Gastrointestinal helminths may affect host susceptibility to anthrax through seasonal immune trade-offs.
- Author(s): Cizauskas, Carrie A
- Turner, Wendy C
- Wagner, Bettina
- Küsters, Martina
- Vance, Russell E
- Getz, Wayne M
- et al.
Published Web Locationhttps://doi.org/10.1186/s12898-014-0027-3

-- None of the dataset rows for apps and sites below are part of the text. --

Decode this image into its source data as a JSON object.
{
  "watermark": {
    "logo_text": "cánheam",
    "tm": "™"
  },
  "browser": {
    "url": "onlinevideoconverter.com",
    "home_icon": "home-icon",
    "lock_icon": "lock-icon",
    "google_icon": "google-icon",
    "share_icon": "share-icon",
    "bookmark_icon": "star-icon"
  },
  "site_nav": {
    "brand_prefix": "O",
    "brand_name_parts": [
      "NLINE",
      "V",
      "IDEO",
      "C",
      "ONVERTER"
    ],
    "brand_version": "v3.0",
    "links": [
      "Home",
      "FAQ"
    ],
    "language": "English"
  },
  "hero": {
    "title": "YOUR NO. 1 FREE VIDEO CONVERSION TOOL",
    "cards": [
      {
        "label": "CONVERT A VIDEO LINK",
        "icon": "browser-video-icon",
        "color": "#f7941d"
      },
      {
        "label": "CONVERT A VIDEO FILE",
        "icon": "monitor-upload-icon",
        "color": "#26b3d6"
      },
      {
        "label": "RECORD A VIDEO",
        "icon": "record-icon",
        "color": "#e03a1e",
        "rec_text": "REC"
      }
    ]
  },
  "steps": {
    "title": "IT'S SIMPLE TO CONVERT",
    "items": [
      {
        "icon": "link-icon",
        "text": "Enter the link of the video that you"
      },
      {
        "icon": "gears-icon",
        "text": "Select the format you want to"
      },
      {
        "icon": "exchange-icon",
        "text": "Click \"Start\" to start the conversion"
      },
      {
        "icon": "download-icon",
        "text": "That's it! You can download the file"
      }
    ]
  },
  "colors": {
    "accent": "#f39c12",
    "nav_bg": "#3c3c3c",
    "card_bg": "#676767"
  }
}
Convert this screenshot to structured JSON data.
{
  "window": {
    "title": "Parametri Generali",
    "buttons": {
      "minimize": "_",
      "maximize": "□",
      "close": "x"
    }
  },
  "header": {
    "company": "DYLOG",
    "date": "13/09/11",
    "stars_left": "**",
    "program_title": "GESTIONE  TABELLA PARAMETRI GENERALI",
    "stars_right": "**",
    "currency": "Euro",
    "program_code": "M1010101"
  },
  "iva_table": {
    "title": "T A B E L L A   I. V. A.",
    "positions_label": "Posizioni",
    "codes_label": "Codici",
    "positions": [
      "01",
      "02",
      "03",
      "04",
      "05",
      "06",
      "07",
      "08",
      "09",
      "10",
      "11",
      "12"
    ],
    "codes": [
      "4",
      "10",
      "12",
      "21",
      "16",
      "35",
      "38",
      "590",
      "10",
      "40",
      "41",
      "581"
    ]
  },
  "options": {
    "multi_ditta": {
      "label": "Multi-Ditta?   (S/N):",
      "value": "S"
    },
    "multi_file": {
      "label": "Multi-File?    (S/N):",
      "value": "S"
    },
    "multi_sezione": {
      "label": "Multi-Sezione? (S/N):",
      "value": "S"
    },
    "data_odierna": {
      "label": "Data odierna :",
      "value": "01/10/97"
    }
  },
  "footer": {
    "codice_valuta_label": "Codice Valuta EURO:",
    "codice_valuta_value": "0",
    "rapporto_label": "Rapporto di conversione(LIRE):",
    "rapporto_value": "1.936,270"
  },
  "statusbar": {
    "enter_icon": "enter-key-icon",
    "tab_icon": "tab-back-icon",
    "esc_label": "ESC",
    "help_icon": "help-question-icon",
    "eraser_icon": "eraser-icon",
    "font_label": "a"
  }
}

Most vertebrates experience coinfections, and many pathogen-pathogen interactions occur indirectly through the host immune system. These interactions are particularly strong in mixed micro-macroparasite infections because of immunomodulatory effects of helminth parasites. While these trade-offs have been examined extensively in laboratory animals, few studies have examined them in natural systems. Additionally, many wildlife pathogens fluctuate seasonally, at least partly due to seasonal host immune changes. We therefore examined seasonality of immune resource allocation, pathogen abundance and exposure, and interactions between infections and immunity in plains zebra (Equus quagga) in Etosha National Park (ENP), Namibia, a system with strongly seasonal patterns of gastrointestinal (GI) helminth infection intensity and concurrent anthrax outbreaks. Both pathogens are environmentally transmitted, and helminth seasonality is driven by environmental pressures on free living life stages. The reasons behind anthrax seasonality are currently not understood, though anthrax is less likely directly driven by environmental factors.We measured a complex, interacting set of variables and found evidence that GI helminth infection intensities, eosinophil counts, IgE and IgGb antibody titers, and possibly IL-4 cytokine signaling were increased in wetter seasons, and that ectoparasite infestations and possibly IFN-γ cytokine signaling were increased in drier seasons. Monocyte counts and anti-anthrax antibody titers were negatively associated with wet season eosinophilia, and monocytes were negatively correlated with IgGb and IgE titers. Taken together, this supports the hypothesis that ENP wet seasons are characterized by immune resource allocation toward Th-2 type responses, while Th1-type immunity may prevail in drier seasons, and that hosts may experience Th1-Th2 trade-offs. We found evidence that this Th2-type resource allocation is likely driven by GI parasite infections, and that these trade-offs may render hosts less capable of concurrently mounting effective Th1-type immune responses against anthrax.This study is one of the first to examine laboratory-demonstrated Th1-Th2 trade-offs in a natural system. It provides evidence that seasonally bound pathogens may affect, through immunology, transmission dynamics of pathogens that might otherwise not be seasonally distributed. It suggests that, by manipulating the internal host ecosystem, GI parasites may influence the external ecosystem by affecting the dynamics of another environmentally transmitted pathogen.